This is not about hate. It’s not about seeking to punish those with homosexual desires in some way.  It’s about the duty we all have to take up our cross, no matter how large, no matter what the world says, and follow Jesus.  It’s about having the humility and obedience to look on the Gospel and Scripture as the literal Word of God, and do our utmost to follow it.  It’s about true charity, not wishing to see souls cast themselves into irrevocable darkness but live in the Light of Christ.  That is why I rail on this issue so much, because I know the endless suffering of sin and I desire that others not fall into it.  In fact, it is my solemn duty as a Christian to witness for Truth and against error and evil to the greatest extent I can.

Oh Blessed Mother, pray for all of us lost in sin.  Soften our hearts.  Beg mercy for us.  Intercede with your Son to flood our souls with Grace to overcome our attachment to sin.  Blessed Mother, your Son always listens to you – have mercy on us and always intercede for us that we may cooperate with Grace and never sin again!


1. Richard - April 28, 2012

Thanks for posting this. This is something a discerning Catholic has to be aware of. In the late 1980’s, I visited a religious order and was a little turned off because some of the guys there were effeminate. Several men I knew who entered the order as associates left within a short period of time, and I was like, “where did they find these guys?” so I chose not to enter.

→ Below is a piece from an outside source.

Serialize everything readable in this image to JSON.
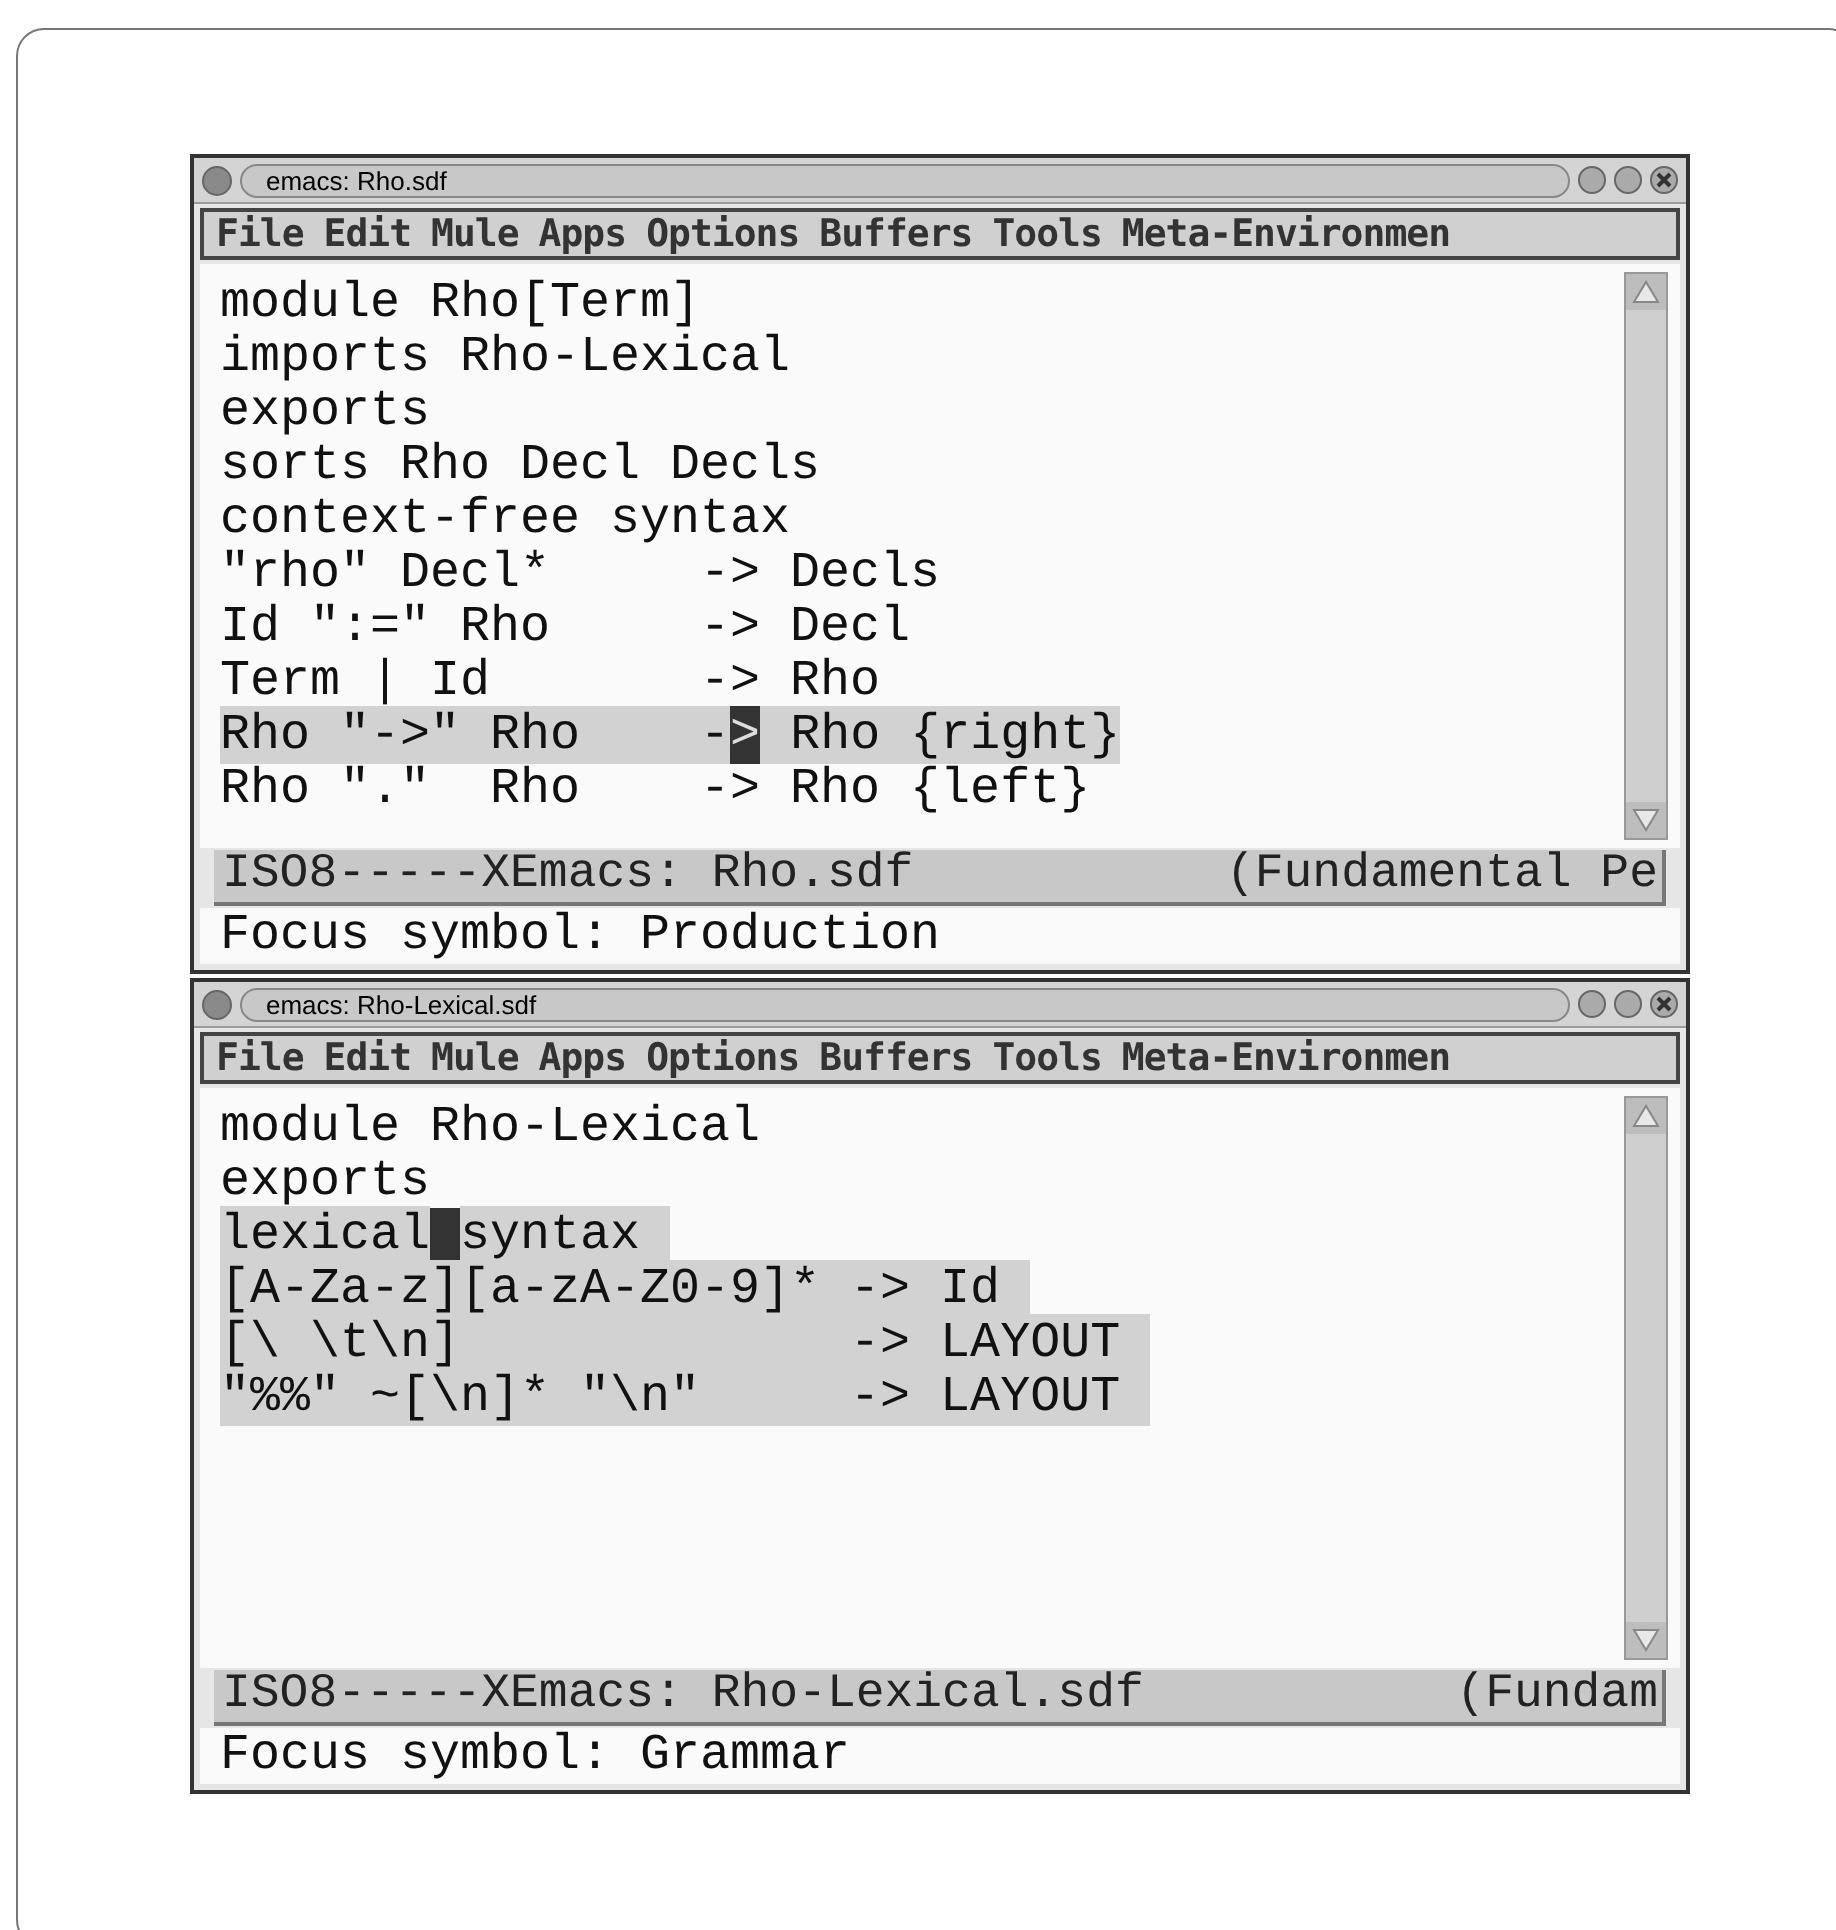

About 10-15 years ago, the Archdiocese of Cincinnati had an auxillary bishop (he is now deceased) who was known in LGBT circles, and I wouldn’t be surprised if the old bishop from the Diocese of Cleveland (who resigned not long after Benedict XVI was chosen) was involved in LGBT ministries, like DignityUSA, which is affiliated with Call to Action. The old bishop of Cleveland was also a proponent of Women’s Ordination, and a priest who taught in the seminary there around 2000 supported it as well.

This was one reason that a man discerning the diocesan priesthood needs to be careful about where seminarians are sent. Places like Albany, Rochester, and Richmond sent seminarians to The Pink Palace, which lived up to its name in the 1980’s and 1990’s. Looking at the decline in vocations for these three dioceses, that should tell you something. Raleigh once sent seminarians to The Pink Palace, but the new bishop of Raleigh doesn’t send seminarians there. Under the new bishop, Raleigh has had a vocation boom.

There has been a huge clean out at many seminarians. Mount Angel in Oregon has undergone a clean out. Sacred Heart Major Seminary in Detroit began a cleanout under Vigneron in 1995, and the turnaround has made Sacred Heart a much better place. A successful re-establishment of a seminary was in Denver under Archbishop Chaput. The old seminary closed in 1985, and Chaput changed the name and re-opened it circa 1999. Today, many dioceses send seminarians to St. John Vianney.

Please do not get DignityUSA confused with Courage. Courage is for those with SSA who are striving to live in accordance with church teaching, where DignityUSA is something totally different.

I didn’t mean to write a 5 paragraph essay, but I thought this would be helpful.

Sorry comments are closed for this entry

%d bloggers like this: